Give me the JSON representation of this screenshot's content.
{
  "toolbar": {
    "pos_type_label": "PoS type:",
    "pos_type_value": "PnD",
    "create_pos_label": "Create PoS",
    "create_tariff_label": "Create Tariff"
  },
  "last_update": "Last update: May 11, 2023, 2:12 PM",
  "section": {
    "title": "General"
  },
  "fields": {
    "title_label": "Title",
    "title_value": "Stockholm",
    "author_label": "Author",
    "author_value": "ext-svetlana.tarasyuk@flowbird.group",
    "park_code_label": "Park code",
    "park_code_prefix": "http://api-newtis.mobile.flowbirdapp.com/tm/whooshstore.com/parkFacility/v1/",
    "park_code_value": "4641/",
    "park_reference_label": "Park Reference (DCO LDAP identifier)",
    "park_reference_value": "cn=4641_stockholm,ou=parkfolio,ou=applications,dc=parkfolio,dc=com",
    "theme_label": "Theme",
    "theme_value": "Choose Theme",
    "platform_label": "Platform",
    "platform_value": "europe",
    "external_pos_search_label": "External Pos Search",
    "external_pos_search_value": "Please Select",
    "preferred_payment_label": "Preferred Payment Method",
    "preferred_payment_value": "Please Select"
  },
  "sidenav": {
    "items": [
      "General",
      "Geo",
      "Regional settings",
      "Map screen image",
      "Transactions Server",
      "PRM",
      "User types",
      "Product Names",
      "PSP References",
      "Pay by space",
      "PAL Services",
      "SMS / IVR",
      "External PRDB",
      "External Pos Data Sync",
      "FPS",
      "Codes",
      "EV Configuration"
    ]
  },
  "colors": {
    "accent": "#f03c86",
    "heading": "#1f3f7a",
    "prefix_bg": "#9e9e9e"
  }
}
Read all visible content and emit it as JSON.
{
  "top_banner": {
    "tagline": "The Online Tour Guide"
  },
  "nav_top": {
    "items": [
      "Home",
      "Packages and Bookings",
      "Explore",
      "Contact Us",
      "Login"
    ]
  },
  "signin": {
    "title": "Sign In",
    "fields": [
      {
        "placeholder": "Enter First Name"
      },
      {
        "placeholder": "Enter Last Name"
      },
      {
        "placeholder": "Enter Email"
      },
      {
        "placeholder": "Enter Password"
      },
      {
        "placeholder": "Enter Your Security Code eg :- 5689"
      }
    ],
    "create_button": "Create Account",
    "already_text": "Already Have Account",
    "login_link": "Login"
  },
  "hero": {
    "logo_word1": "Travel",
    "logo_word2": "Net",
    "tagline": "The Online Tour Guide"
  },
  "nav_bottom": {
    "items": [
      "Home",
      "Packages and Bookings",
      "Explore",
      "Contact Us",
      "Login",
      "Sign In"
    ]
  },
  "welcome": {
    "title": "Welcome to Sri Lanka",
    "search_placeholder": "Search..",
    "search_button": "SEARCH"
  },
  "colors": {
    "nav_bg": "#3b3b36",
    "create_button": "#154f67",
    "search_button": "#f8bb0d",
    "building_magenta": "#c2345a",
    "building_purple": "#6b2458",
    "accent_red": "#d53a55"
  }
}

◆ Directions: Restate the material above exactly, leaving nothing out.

◆ Task answer:
Give me the JSON representation of this screenshot's content.
{
  "toolbar": {
    "pos_type_label": "PoS type:",
    "pos_type_value": "PnD",
    "create_pos_label": "Create PoS",
    "create_tariff_label": "Create Tariff"
  },
  "last_update": "Last update: May 11, 2023, 2:12 PM",
  "section": {
    "title": "General"
  },
  "fields": {
    "title_label": "Title",
    "title_value": "Stockholm",
    "author_label": "Author",
    "author_value": "ext-svetlana.tarasyuk@flowbird.group",
    "park_code_label": "Park code",
    "park_code_prefix": "http://api-newtis.mobile.flowbirdapp.com/tm/whooshstore.com/parkFacility/v1/",
    "park_code_value": "4641/",
    "park_reference_label": "Park Reference (DCO LDAP identifier)",
    "park_reference_value": "cn=4641_stockholm,ou=parkfolio,ou=applications,dc=parkfolio,dc=com",
    "theme_label": "Theme",
    "theme_value": "Choose Theme",
    "platform_label": "Platform",
    "platform_value": "europe",
    "external_pos_search_label": "External Pos Search",
    "external_pos_search_value": "Please Select",
    "preferred_payment_label": "Preferred Payment Method",
    "preferred_payment_value": "Please Select"
  },
  "sidenav": {
    "items": [
      "General",
      "Geo",
      "Regional settings",
      "Map screen image",
      "Transactions Server",
      "PRM",
      "User types",
      "Product Names",
      "PSP References",
      "Pay by space",
      "PAL Services",
      "SMS / IVR",
      "External PRDB",
      "External Pos Data Sync",
      "FPS",
      "Codes",
      "EV Configuration"
    ]
  },
  "colors": {
    "accent": "#f03c86",
    "heading": "#1f3f7a",
    "prefix_bg": "#9e9e9e"
  }
}
Read all visible content and emit it as JSON.
{
  "top_banner": {
    "tagline": "The Online Tour Guide"
  },
  "nav_top": {
    "items": [
      "Home",
      "Packages and Bookings",
      "Explore",
      "Contact Us",
      "Login"
    ]
  },
  "signin": {
    "title": "Sign In",
    "fields": [
      {
        "placeholder": "Enter First Name"
      },
      {
        "placeholder": "Enter Last Name"
      },
      {
        "placeholder": "Enter Email"
      },
      {
        "placeholder": "Enter Password"
      },
      {
        "placeholder": "Enter Your Security Code eg :- 5689"
      }
    ],
    "create_button": "Create Account",
    "already_text": "Already Have Account",
    "login_link": "Login"
  },
  "hero": {
    "logo_word1": "Travel",
    "logo_word2": "Net",
    "tagline": "The Online Tour Guide"
  },
  "nav_bottom": {
    "items": [
      "Home",
      "Packages and Bookings",
      "Explore",
      "Contact Us",
      "Login",
      "Sign In"
    ]
  },
  "welcome": {
    "title": "Welcome to Sri Lanka",
    "search_placeholder": "Search..",
    "search_button": "SEARCH"
  },
  "colors": {
    "nav_bg": "#3b3b36",
    "create_button": "#154f67",
    "search_button": "#f8bb0d",
    "building_magenta": "#c2345a",
    "building_purple": "#6b2458",
    "accent_red": "#d53a55"
  }
}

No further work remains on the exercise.